This is for anyone who has knowledge of electromagnetism and/or the university curriculum decision making process. I'd like only serious responses please, I am hoping to learn something here.
So, for those of you who have taken electromagnetism classes, you know the whole language, right. First you are taught the very basic process of electrostatics (charges, electric fields, definition of voltage). Then, one day, the teacher starts talking a whole different language. You learn about potential in a circuit, and about all the features in the artificial situations of idealized circuits. You learn that V=IR and kirchoffs rules.
Wait a minute though! What happened to the charges? What happened to the electric field. The mind checks for an understanding of mechanism, so you try to figure out what's actually happening with the charges in a circuit. I dare you to try it now. Try to explain some basic circuit phenomenon in terms of charges and electric fields.
If you've been taught electromagnetism the traditional way, you won't be able to do this. "how is there a potential difference in a wire across a circuit, when the source of the potential difference is all the way over there" "Does the electric field bend into the wire or something"?
The typical teacher responses to this are:

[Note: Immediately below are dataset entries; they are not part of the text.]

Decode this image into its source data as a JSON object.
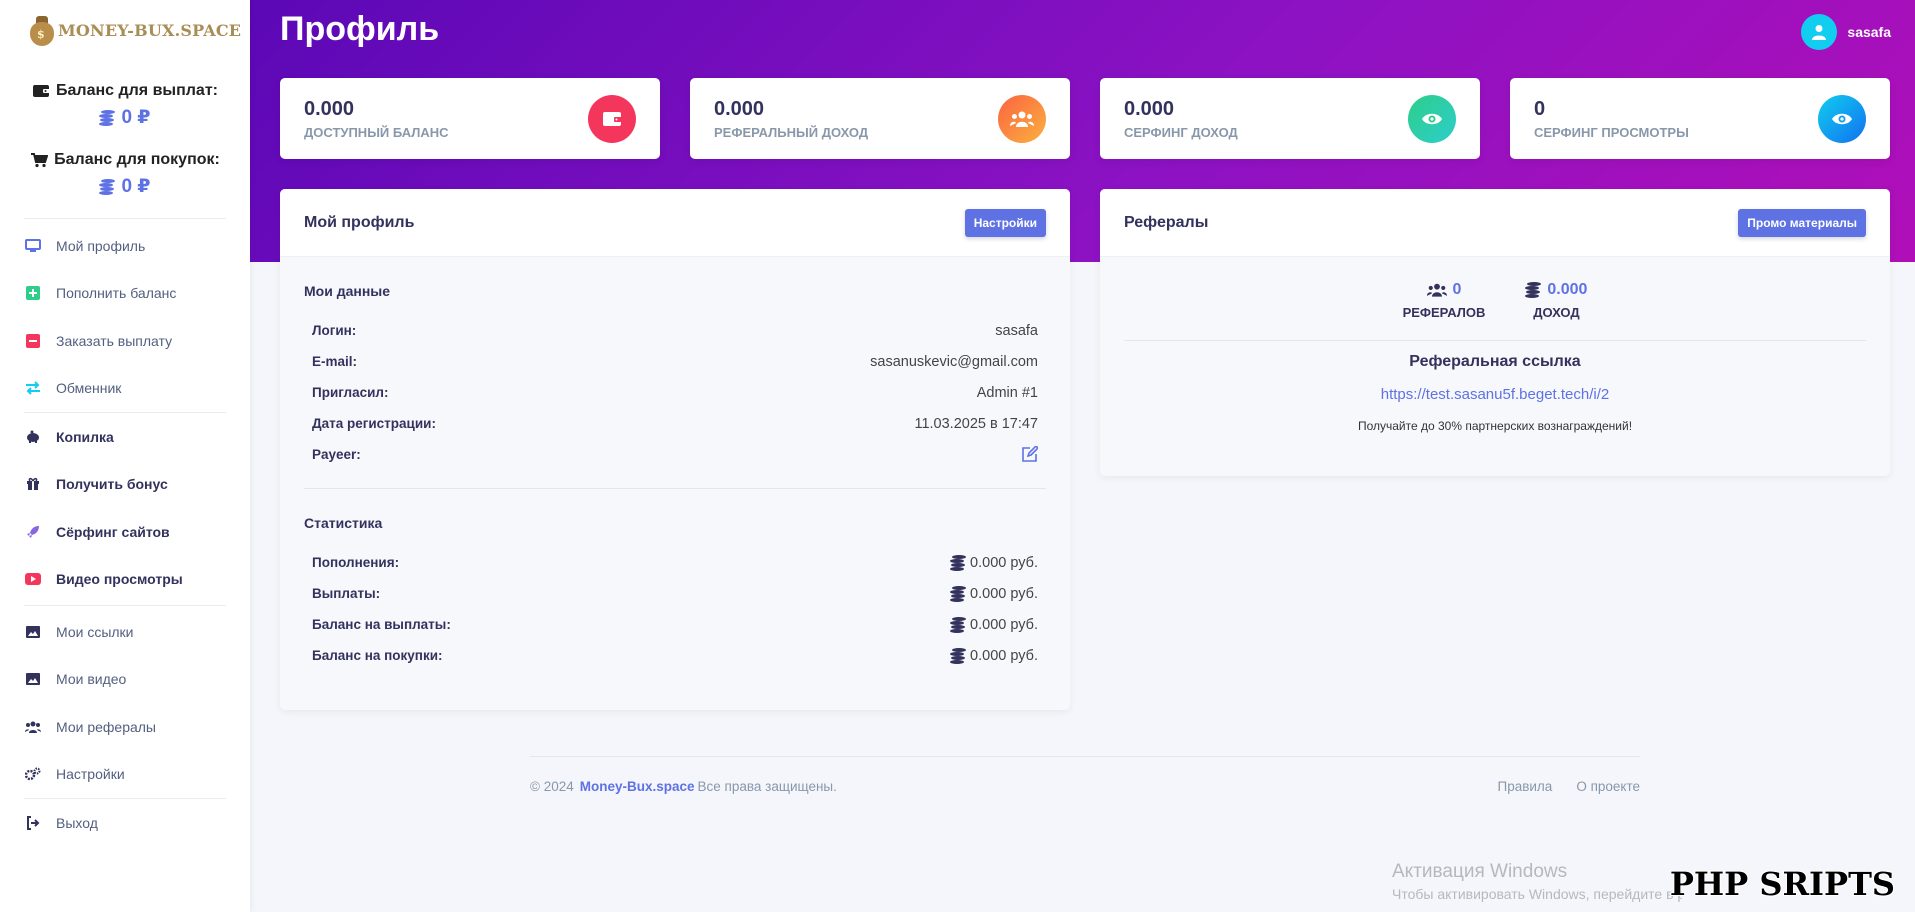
{
  "sidebar": {
    "logo_text": "MONEY-BUX.SPACE",
    "logo_mark": "$",
    "payout_balance_label": "Баланс для выплат:",
    "payout_balance_value": "0 ₽",
    "purchase_balance_label": "Баланс для покупок:",
    "purchase_balance_value": "0 ₽",
    "nav_group1": [
      {
        "label": "Мой профиль",
        "icon": "monitor-icon"
      },
      {
        "label": "Пополнить баланс",
        "icon": "plus-square-icon"
      },
      {
        "label": "Заказать выплату",
        "icon": "minus-square-icon"
      },
      {
        "label": "Обменник",
        "icon": "exchange-icon"
      }
    ],
    "nav_group2": [
      {
        "label": "Копилка",
        "icon": "piggy-bank-icon"
      },
      {
        "label": "Получить бонус",
        "icon": "gift-icon"
      },
      {
        "label": "Сёрфинг сайтов",
        "icon": "rocket-icon"
      },
      {
        "label": "Видео просмотры",
        "icon": "youtube-icon"
      }
    ],
    "nav_group3": [
      {
        "label": "Мои ссылки",
        "icon": "image-icon"
      },
      {
        "label": "Мои видео",
        "icon": "image-icon"
      },
      {
        "label": "Мои рефералы",
        "icon": "users-icon"
      },
      {
        "label": "Настройки",
        "icon": "cogs-icon"
      }
    ],
    "nav_group4": [
      {
        "label": "Выход",
        "icon": "sign-out-icon"
      }
    ]
  },
  "header": {
    "title": "Профиль",
    "username": "sasafa"
  },
  "stats": [
    {
      "value": "0.000",
      "label": "Доступный баланс",
      "icon": "wallet-icon",
      "color": "#f5365c"
    },
    {
      "value": "0.000",
      "label": "Реферальный доход",
      "icon": "users-icon",
      "color": "#fb6340"
    },
    {
      "value": "0.000",
      "label": "Серфинг доход",
      "icon": "eye-icon",
      "color": "#2dce89"
    },
    {
      "value": "0",
      "label": "Серфинг просмотры",
      "icon": "eye-icon",
      "color": "#11cdef"
    }
  ],
  "profile": {
    "title": "Мой профиль",
    "settings_button": "Настройки",
    "data_heading": "Мои данные",
    "fields": [
      {
        "key": "Логин:",
        "value": "sasafa"
      },
      {
        "key": "E-mail:",
        "value": "sasanuskevic@gmail.com"
      },
      {
        "key": "Пригласил:",
        "value": "Admin #1"
      },
      {
        "key": "Дата регистрации:",
        "value": "11.03.2025 в 17:47"
      },
      {
        "key": "Payeer:",
        "value": ""
      }
    ],
    "stats_heading": "Статистика",
    "stats": [
      {
        "key": "Пополнения:",
        "value": "0.000 руб."
      },
      {
        "key": "Выплаты:",
        "value": "0.000 руб."
      },
      {
        "key": "Баланс на выплаты:",
        "value": "0.000 руб."
      },
      {
        "key": "Баланс на покупки:",
        "value": "0.000 руб."
      }
    ]
  },
  "referrals": {
    "title": "Рефералы",
    "promo_button": "Промо материалы",
    "count": "0",
    "count_label": "Рефералов",
    "income": "0.000",
    "income_label": "Доход",
    "link_title": "Реферальная ссылка",
    "link": "https://test.sasanu5f.beget.tech/i/2",
    "note": "Получайте до 30% партнерских вознаграждений!"
  },
  "footer": {
    "copyright": "© 2024",
    "brand": "Money-Bux.space",
    "rights": "Все права защищены.",
    "links": [
      "Правила",
      "О проекте"
    ]
  },
  "overlay": {
    "win_title": "Активация Windows",
    "win_sub": "Чтобы активировать Windows, перейдите в раздел",
    "watermark": "PHP SRIPTS"
  },
  "colors": {
    "accent": "#5e72e4",
    "gradient_start": "#5b08b6",
    "gradient_end": "#b00fb8"
  }
}
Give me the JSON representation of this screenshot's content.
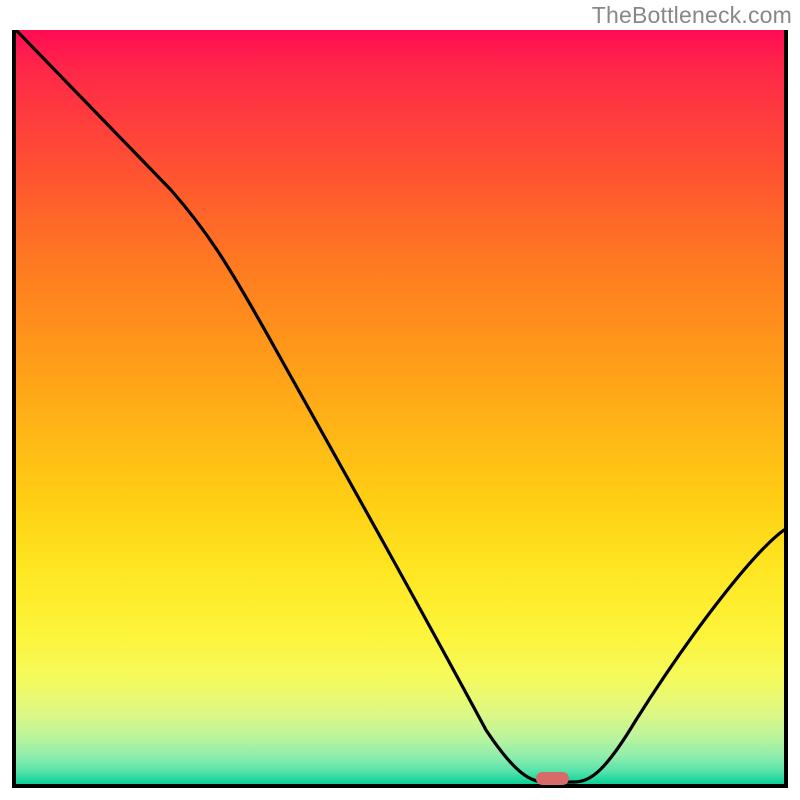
{
  "watermark": "TheBottleneck.com",
  "chart_data": {
    "type": "line",
    "title": "",
    "xlabel": "",
    "ylabel": "",
    "xlim": [
      0,
      100
    ],
    "ylim": [
      0,
      100
    ],
    "grid": false,
    "series": [
      {
        "name": "bottleneck-curve",
        "x": [
          0,
          20,
          60,
          68,
          72,
          76,
          100
        ],
        "values": [
          100,
          79,
          18,
          1,
          0,
          1,
          33
        ]
      }
    ],
    "marker": {
      "x": 70,
      "y": 0.5,
      "color": "#d96a6a"
    },
    "gradient_stops": [
      {
        "pos": 0,
        "color": "#ff0b52"
      },
      {
        "pos": 0.5,
        "color": "#ffb516"
      },
      {
        "pos": 0.85,
        "color": "#fdf43a"
      },
      {
        "pos": 1,
        "color": "#0bd094"
      }
    ],
    "annotations": []
  }
}
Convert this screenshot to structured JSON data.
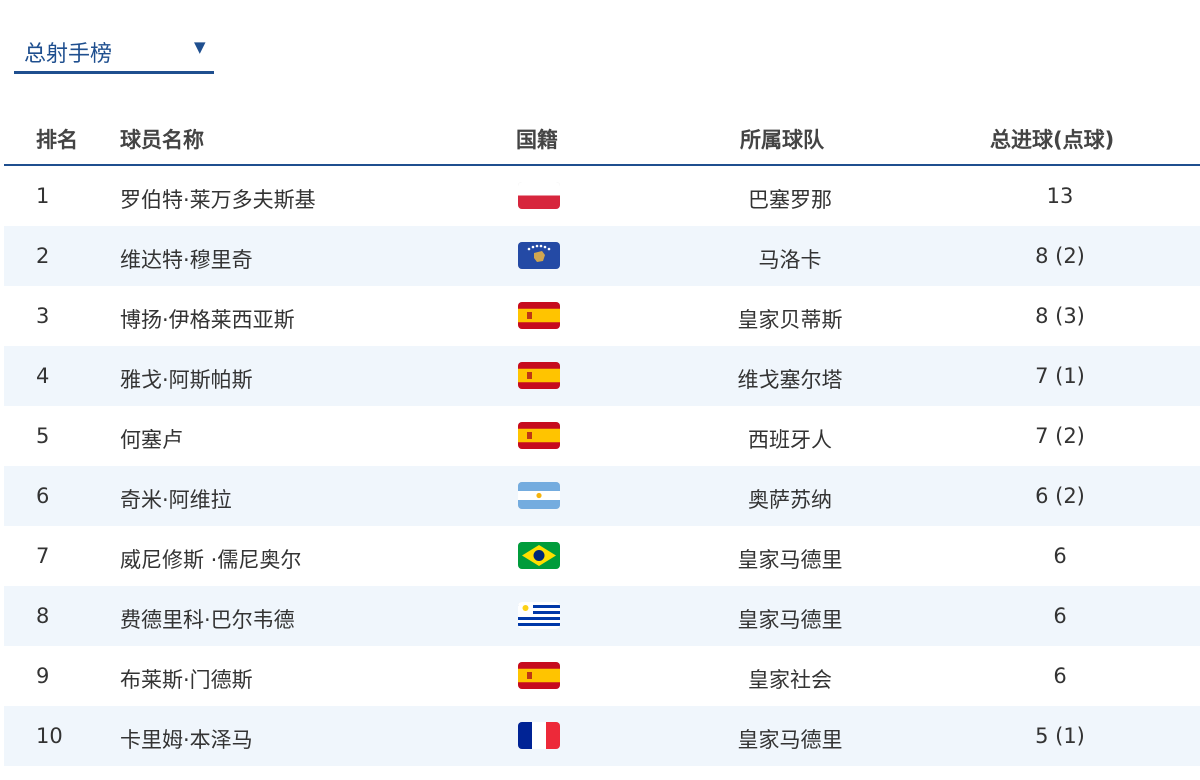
{
  "selector": {
    "label": "总射手榜",
    "arrow": "▼"
  },
  "table": {
    "headers": {
      "rank": "排名",
      "name": "球员名称",
      "nation": "国籍",
      "team": "所属球队",
      "goals": "总进球(点球)"
    },
    "rows": [
      {
        "rank": "1",
        "name": "罗伯特·莱万多夫斯基",
        "flag": "poland-flag-icon",
        "team": "巴塞罗那",
        "goals": "13"
      },
      {
        "rank": "2",
        "name": "维达特·穆里奇",
        "flag": "kosovo-flag-icon",
        "team": "马洛卡",
        "goals": "8 (2)"
      },
      {
        "rank": "3",
        "name": "博扬·伊格莱西亚斯",
        "flag": "spain-flag-icon",
        "team": "皇家贝蒂斯",
        "goals": "8 (3)"
      },
      {
        "rank": "4",
        "name": "雅戈·阿斯帕斯",
        "flag": "spain-flag-icon",
        "team": "维戈塞尔塔",
        "goals": "7 (1)"
      },
      {
        "rank": "5",
        "name": "何塞卢",
        "flag": "spain-flag-icon",
        "team": "西班牙人",
        "goals": "7 (2)"
      },
      {
        "rank": "6",
        "name": "奇米·阿维拉",
        "flag": "argentina-flag-icon",
        "team": "奥萨苏纳",
        "goals": "6 (2)"
      },
      {
        "rank": "7",
        "name": "威尼修斯 ·儒尼奥尔",
        "flag": "brazil-flag-icon",
        "team": "皇家马德里",
        "goals": "6"
      },
      {
        "rank": "8",
        "name": "费德里科·巴尔韦德",
        "flag": "uruguay-flag-icon",
        "team": "皇家马德里",
        "goals": "6"
      },
      {
        "rank": "9",
        "name": "布莱斯·门德斯",
        "flag": "spain-flag-icon",
        "team": "皇家社会",
        "goals": "6"
      },
      {
        "rank": "10",
        "name": "卡里姆·本泽马",
        "flag": "france-flag-icon",
        "team": "皇家马德里",
        "goals": "5 (1)"
      }
    ]
  },
  "colors": {
    "accent": "#1f4f8f",
    "row_alt": "#f0f6fc"
  }
}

Robotically reemphasize that thier is a potential difference across the circuit.
Indroduce a vague (and false) principle of 'direct contact'
Say (falsely) that the electrons push each other along, like water in a pipe.
The truth is, in some very short time before the current flows, the electric from, say, a capacitor, pushes the charges around until they align in a 'steady state' distribution along the wire. Then there is actually an electric field in the wire and the current flows.
So my real question is, why haven't physics professors changed thier way of teaching electromagnetism. The misconceptions the current method causes, and the lack of understanding it leaves students with is OBVIOUS.
So how do curriculum decisions get made, and what is preventing progress in curriculums in math and science departments?